Pretty, tasty and helpful - the 'pink tomato' as motif of the "One of 8" foundation against breast cancer

The paper bags also help METRO Bulgaria in the battle against the mounting quantity of plastic waste – which has long since been a global environmental problem. Additionally, from 2018 METRO has included in ‘Nurtured with care in Bulgaria’ a special charity cause: the ‘One in 8’ foundation of the Bulgarian TV host Nana Gladwish. The background: studies show that about 1 in 8 women develops breast cancer during her life.

Last year, METRO dedicated 5% of its sales of pink tomatoes to ‘One in 8’. The foundation provides support to women with breast cancer and their relatives, for instance in the form of free psychological and legal counselling. The METRO charity campaign will continue this year with the start of the sale of the pink tomato, this very special variety among Bulgarian tomatoes.

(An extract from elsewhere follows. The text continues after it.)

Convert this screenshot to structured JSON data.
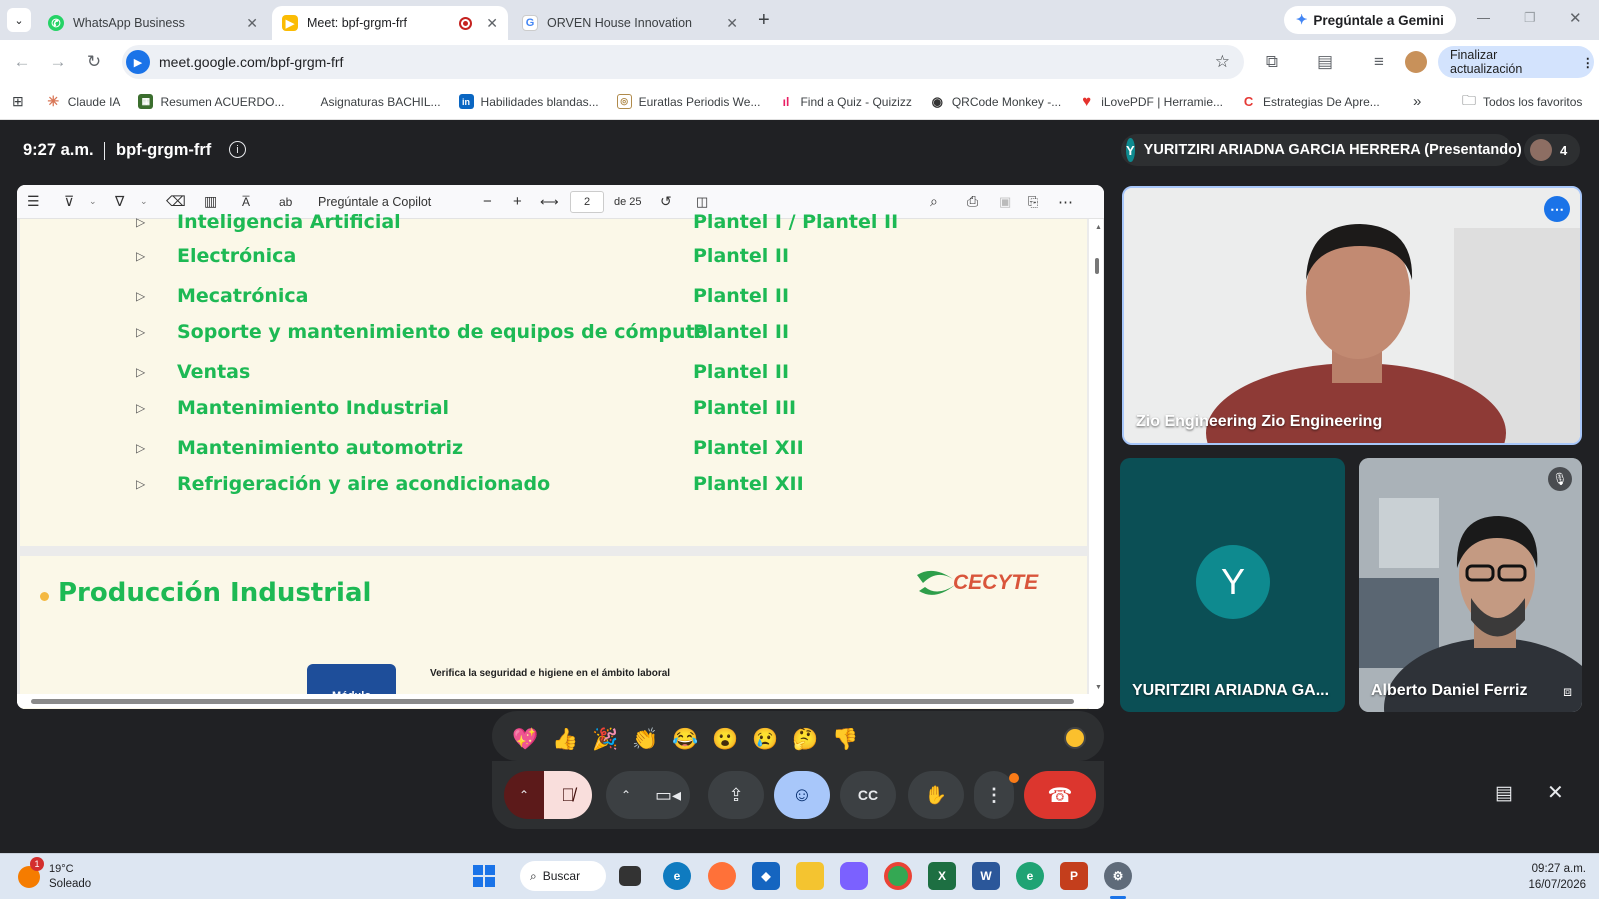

There will also be a celebration in the name of the tomato. On 15 September, METRO Bulgaria will be holding its Pink Tomato Fest in the centre of Sofia for the third year in a row. Regional farmers participating in ‘Nurtured with care in Bulgaria’ can present their best pink tomato specimens at a farmer’s market. The festival provides professional chefs and lovers of good food with the opportunity to prepare and taste Bulgarian dishes with all sorts of local products such as the characteristic white and yellow cheeses offered by METRO. This will be accompanied by a full day of music and dancing on the stage in the Knyazheska Garden.

Lyubomir Mlekanov has had his own stand at the festival in the past – and definitely wants to participate again this year. But until then he first will have to focus on what is most important to him: bringing his pink tomatoes straight from the field to the METRO store in Plovdiv – making not only the restaurateurs in Bulgaria happy but also himself.

'Pink Tomato' festival in Sofia

Pink Tomato Fest in the centre of Sofia

METRO Bulgaria

  • 11 wholesale stores, 1 FSD depot in Sofia
  • 2,230 employees
  • More than 400,000 customers
  • About 40,000 food and non-food products
  • Delivery business with a share of revenues of about 14%
  • More than 150 local farmers deliver their products directly to 11 METRO stores as part of the ‘Nurtured with care in Bulgaria’ programme



  • 7 million inhabitants
  • Agriculture contributed 4.3% to the GDP in 2017
  • Plant production dominates with a share of 60%

Source: Bulgarian National Statistical Institute, GTAI
Status: July 2019